Playing cat and mouse as pirate operations become a lot more sophisticated than this, photo: UK Ministry of Defense Crown Copyright/flickr
Pirates in the Indian Ocean have struck once again: Within two days, groups of pirates hijacked two more tankers, bringing the total of ships being held hostage in the region to a whopping 30 (with 700 crew members on board).
And the latest hijackings are likely to net the pirates more money than ever, with one of the Greek-owned tankers carrying more than $200 million (yes, MILLION) worth of oil. In addition to the human cost of these tragedies, the cost to the global oil market is potentially significant as it tightens already uncomfortable choking points in the transfer of oil from the Middle East to the rest of the world. Although pirate attacks are getting less frequent, their audacity, sophistication and sheer reach is growing as funds available to pirate groups in Somalia in particular have mushroomed.
Indeed Navfor spokesman Wing Commander Paddy O’Kennedy notes that:
“What we are dealing with here is a business model that is so good, that for a matter of tens of thousands of dollars you can put together a pirate action group, you can send it to sea and if you are lucky and hit the jackpot, you can come back with a vessel that within six months will bring you a return of nine-and-a-half million dollars. We are the first to admit we are not deterring piracy.”
So, as more money flows to pirates and international naval task forces continue to struggle to secure shipping lanes that keep the world economy moving, the question arises: Is piracy in the Indian Ocean and in the Gulf of Aden a scourge that is here to stay? And if naval task forces can do little else except damage control, should the international community not be looking to address the root causes of the lawlessness and misery that drives piracy in the region?
Isn’t it time that the international community take another hard look at what is happening in Somalia and to the Somali people?
For a wealth of background information and analysis on this issue, see our Digital Library holdings under the keyword ‘Piracy on the High Seas‘.
AMISOM’s Burundian Peacekeepers Prepare for Deployment, photo courtesy of US Army Africa/flickr
The West can afford to ignore Somalia, Africa cannot. On the evening of July 11th, three bombs went off in Uganda’s capital, Kampala, leaving at least 75 dead and many more injured.
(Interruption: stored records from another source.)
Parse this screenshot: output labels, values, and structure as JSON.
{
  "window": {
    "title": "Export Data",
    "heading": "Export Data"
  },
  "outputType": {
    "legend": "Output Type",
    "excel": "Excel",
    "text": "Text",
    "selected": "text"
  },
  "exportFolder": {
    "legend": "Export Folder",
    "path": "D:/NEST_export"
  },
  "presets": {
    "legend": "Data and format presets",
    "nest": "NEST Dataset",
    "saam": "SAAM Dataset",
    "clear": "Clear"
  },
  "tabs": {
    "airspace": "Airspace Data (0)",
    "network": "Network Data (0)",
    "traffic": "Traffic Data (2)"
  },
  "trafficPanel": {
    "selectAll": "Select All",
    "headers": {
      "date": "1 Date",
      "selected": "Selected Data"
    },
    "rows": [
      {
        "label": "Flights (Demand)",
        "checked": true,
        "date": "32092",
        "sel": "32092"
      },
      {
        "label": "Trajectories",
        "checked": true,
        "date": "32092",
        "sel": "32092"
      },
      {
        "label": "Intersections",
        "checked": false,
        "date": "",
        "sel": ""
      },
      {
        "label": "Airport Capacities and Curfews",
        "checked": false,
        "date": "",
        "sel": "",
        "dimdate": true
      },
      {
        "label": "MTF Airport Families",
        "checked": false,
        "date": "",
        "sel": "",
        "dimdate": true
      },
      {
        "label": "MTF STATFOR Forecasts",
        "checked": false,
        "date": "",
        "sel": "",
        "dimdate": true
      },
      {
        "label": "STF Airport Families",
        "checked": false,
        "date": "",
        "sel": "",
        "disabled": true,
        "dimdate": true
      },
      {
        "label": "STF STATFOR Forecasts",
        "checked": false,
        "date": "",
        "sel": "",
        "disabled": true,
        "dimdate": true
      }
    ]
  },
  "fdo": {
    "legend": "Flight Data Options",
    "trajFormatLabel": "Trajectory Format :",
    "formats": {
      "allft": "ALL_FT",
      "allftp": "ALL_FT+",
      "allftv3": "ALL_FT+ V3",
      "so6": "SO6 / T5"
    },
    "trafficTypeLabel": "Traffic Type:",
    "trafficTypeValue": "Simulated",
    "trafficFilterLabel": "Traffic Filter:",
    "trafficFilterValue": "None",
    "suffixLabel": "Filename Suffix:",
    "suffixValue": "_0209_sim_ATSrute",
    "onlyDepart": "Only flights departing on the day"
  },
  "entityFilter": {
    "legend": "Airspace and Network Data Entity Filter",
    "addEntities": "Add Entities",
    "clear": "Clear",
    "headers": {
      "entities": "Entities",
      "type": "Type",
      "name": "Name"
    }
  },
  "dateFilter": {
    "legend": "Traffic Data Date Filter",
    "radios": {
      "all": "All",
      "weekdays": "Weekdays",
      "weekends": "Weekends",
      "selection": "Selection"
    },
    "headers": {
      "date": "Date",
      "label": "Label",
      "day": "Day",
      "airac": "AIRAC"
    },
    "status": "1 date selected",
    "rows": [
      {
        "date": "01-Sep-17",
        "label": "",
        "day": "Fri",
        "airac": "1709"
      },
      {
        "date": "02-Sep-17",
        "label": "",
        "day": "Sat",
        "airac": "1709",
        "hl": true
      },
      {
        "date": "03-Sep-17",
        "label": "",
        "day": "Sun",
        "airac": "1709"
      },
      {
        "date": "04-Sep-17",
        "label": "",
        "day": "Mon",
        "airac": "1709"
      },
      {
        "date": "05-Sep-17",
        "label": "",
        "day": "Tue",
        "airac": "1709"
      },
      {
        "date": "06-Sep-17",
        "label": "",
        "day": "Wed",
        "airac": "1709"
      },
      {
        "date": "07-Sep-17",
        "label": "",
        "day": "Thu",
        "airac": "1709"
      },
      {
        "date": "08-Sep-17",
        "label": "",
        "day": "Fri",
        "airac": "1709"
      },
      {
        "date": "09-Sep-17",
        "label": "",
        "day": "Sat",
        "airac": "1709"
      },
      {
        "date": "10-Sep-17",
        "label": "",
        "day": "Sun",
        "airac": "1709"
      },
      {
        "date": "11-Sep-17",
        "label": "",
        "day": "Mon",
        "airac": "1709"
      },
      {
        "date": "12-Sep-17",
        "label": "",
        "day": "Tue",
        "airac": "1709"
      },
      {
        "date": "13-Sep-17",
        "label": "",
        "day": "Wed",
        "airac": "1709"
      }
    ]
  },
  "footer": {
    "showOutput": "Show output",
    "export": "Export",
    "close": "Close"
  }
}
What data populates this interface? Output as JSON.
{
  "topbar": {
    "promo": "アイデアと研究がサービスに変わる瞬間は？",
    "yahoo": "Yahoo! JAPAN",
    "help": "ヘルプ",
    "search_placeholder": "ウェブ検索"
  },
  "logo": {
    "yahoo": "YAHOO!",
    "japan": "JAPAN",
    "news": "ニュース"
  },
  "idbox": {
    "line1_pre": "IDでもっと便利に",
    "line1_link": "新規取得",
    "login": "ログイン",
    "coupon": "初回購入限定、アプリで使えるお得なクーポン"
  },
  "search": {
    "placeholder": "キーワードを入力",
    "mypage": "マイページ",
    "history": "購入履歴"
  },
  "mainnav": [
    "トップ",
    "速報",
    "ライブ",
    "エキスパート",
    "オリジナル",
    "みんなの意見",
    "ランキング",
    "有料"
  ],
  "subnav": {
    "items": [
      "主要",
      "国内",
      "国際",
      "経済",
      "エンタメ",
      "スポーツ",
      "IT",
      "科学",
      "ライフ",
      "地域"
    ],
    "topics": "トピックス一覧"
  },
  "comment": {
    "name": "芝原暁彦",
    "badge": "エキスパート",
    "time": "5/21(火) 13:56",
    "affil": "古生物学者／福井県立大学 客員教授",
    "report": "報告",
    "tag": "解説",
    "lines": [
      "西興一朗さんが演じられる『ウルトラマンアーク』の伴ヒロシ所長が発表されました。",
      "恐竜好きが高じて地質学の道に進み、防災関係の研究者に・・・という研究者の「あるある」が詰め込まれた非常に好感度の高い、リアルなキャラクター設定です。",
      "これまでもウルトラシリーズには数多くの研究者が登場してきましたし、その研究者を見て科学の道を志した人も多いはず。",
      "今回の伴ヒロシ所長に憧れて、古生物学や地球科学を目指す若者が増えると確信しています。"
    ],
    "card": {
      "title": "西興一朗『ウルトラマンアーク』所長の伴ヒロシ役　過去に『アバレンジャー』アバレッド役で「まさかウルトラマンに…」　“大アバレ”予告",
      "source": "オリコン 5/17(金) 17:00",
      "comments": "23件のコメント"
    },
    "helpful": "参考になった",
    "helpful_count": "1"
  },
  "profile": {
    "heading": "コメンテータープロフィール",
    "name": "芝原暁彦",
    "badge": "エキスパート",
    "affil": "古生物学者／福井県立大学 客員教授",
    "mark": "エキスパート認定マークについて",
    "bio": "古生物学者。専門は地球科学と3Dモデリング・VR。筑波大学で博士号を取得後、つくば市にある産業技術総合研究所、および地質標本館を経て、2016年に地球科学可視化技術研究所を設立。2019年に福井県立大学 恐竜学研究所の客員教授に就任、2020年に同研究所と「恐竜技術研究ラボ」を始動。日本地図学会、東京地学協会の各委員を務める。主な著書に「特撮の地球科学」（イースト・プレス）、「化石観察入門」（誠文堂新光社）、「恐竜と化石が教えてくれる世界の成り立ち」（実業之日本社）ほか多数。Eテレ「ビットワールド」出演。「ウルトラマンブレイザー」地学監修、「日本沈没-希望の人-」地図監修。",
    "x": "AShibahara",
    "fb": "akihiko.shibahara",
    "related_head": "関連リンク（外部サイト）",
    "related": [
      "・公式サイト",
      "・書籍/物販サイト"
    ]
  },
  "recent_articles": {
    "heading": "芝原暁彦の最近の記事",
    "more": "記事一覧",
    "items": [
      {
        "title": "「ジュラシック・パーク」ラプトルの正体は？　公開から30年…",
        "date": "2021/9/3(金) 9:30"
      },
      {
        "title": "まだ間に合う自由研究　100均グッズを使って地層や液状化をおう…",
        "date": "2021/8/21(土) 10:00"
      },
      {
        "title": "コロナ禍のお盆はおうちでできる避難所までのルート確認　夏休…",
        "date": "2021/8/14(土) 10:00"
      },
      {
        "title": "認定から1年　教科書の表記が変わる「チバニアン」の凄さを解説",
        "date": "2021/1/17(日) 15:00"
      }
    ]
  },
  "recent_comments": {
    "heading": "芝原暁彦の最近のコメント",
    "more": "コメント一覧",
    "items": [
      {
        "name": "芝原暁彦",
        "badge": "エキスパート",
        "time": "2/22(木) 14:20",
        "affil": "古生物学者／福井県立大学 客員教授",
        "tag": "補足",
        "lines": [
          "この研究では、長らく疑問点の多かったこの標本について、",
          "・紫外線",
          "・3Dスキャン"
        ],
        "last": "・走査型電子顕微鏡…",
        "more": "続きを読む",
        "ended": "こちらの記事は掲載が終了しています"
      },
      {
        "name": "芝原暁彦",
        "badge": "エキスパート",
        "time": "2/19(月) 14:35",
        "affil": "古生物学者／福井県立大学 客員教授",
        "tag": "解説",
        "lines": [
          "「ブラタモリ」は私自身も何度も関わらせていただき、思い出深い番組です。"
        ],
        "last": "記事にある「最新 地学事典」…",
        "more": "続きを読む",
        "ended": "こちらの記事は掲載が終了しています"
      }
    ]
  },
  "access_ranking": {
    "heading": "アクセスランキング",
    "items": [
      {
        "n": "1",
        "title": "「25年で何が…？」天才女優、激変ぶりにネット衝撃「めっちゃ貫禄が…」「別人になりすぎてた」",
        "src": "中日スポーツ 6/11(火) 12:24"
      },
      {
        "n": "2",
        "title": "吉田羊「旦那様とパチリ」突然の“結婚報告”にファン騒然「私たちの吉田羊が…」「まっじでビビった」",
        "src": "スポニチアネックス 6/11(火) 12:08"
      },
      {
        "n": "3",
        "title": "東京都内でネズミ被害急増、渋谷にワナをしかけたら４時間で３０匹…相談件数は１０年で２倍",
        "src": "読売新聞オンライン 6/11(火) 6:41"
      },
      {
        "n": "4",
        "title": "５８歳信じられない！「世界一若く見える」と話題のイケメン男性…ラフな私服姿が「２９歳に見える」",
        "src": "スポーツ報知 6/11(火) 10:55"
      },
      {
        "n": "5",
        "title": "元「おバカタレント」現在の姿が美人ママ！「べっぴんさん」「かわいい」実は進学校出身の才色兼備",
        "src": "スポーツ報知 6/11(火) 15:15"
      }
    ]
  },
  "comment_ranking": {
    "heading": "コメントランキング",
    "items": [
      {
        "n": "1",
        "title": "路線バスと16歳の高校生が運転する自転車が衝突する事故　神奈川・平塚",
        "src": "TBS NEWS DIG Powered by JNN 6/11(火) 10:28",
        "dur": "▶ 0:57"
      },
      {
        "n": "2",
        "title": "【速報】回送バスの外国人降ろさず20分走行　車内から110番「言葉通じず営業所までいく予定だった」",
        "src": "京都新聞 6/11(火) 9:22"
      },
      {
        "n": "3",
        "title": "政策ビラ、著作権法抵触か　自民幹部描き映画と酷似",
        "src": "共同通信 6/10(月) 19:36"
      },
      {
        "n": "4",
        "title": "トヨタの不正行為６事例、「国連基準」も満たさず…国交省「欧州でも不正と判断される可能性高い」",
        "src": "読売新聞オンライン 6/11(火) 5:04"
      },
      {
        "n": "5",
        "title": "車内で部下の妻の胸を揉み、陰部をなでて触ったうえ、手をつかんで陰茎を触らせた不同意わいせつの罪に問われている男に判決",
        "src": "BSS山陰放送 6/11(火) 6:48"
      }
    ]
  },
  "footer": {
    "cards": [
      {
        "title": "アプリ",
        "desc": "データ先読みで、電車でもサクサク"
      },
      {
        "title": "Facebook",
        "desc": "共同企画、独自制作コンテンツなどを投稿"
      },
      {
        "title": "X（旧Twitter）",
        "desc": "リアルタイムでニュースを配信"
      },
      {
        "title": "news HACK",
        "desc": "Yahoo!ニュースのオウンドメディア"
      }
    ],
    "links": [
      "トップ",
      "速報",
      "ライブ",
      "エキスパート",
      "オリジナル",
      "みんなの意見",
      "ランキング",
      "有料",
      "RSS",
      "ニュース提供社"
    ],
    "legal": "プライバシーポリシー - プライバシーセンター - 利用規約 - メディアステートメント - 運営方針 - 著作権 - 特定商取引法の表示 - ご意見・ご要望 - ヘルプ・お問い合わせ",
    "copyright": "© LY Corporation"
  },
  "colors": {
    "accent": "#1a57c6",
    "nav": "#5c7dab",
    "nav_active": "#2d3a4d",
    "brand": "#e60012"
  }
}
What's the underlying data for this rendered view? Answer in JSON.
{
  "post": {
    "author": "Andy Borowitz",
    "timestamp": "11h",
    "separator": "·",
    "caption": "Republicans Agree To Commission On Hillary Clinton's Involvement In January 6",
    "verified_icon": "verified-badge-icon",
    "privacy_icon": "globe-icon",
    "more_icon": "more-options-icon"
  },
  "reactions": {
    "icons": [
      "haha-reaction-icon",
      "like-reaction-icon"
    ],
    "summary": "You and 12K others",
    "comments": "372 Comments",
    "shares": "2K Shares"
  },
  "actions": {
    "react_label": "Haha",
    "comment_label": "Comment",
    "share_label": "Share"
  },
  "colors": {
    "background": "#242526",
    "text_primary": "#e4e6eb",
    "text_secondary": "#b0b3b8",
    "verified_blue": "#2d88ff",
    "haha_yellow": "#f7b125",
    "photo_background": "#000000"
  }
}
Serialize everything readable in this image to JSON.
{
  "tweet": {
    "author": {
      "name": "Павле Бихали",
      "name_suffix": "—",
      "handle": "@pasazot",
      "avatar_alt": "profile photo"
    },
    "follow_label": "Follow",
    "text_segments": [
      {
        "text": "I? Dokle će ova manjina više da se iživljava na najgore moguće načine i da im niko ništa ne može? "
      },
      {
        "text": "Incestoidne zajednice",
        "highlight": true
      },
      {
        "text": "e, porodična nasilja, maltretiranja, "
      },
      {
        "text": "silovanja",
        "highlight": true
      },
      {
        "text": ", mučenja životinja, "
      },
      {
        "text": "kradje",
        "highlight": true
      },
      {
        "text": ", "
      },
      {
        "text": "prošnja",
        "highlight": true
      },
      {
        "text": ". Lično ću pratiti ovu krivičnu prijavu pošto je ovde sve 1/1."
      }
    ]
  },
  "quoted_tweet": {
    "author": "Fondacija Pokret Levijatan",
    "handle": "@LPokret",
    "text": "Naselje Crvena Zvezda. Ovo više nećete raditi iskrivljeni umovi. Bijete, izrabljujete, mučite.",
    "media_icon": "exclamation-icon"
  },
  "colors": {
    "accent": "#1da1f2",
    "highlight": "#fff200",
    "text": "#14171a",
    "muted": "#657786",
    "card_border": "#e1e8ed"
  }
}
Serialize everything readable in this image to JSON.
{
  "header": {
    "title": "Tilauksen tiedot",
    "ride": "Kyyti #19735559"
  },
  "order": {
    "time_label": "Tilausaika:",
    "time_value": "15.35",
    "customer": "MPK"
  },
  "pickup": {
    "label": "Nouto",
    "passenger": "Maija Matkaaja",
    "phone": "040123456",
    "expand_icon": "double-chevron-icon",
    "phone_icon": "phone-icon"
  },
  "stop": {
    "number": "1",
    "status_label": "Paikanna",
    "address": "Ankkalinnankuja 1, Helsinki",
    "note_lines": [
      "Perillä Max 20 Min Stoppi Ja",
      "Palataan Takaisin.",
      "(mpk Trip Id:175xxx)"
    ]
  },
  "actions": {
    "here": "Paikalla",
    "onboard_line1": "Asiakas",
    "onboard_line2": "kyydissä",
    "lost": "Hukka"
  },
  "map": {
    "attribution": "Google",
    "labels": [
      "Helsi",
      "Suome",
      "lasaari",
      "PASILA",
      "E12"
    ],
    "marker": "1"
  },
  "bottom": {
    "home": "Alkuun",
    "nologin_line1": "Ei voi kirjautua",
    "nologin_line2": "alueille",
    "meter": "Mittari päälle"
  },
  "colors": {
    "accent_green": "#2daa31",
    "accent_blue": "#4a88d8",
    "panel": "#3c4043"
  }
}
There was no need for investigations or inquiries; the perpetrators quickly and proudly claimed responsibility. Carrying out its first attack outside Somalia’s borders, the Islamic militia Al-Shabaab, announced that Uganda was paying the price for deploying troops to Somalia in support of the African Union peacekeeping mission (AMISOM) and the weak Transitional Federal Government (TFG).
The bombings warranted an immediate and stalwart response from Somalia’s neighbors—Ethiopia, Djibouti, Kenya, Uganda, and Sudan—who pledged to reinforce AMISOM with an extra 2,000 troops. It seems, however, that Uganda is also seeking to go beyond simply helping AMISOM. » More
Somaliland cruises along, photo Carl Montgomery/flickr
On Wednesday, Foreign Policy published a call for help
written by the current Somali Prime Minister Omar Abdirashid Ali Sharmarke. To make it short, his point is: Help: don’t let the Transitional Government go down; send us money so we can handle the situation.
The argument behind his call for action is Somalia could become the new safe haven for Al-Qaida and other international terrorists and that it’s not the time for the international community to change its policy toward Somalia.
But are there not other options for the international community? Besides ‘forgetting’ Somalia and pulling out like Omar Ali Sharmarke fears will happen, what else would be possible?
I think that the world has forgotten that two parts of Somalia are actually doing relatively well in comparison with Mogadishu and the center of the country: Somaliland and Puntland. These two de facto autonomous regions are currently not recognized by any government.
Would strengthening these two poles of peace and relative stability by establishing diplomatic contact and providing aid and investment help stabilize Somalia? For example, the US has taken the first step by inviting a Somaliland cabinet delegation to Washington earlier this year for talks, which were seen by some as de facto recognition.
On the other hand, international interference in Somaliland presidential elections almost derailed them with allegations of voter list tampering (see same article linked above).
Maybe a middle road of gently assisting the two regions, offering advice when asked, while recognizing their right to form their democracies on their own, is the proper one. Perhaps then Somalia will benefit from their experience. If not, the international community will be out of cards, and Somalia will be out of time.
Map of population displacement by ReliefWeb
I find it rather hard to follow the Somalia crisis in mainstream international media. I guess it has something to do with the killings of journalists in the country.
According to the International Federation of Journalists (IFJ), six reporters have been killed there since the beginning of the year. They say it makes Somalia the most dangerous country for journalists right now.
Frustrated at my regular news providers, I set out looking for up-to-date web-based information on the crisis.
Here’s a selection of the websites I came across, with direct links to the relevant page on Somalia: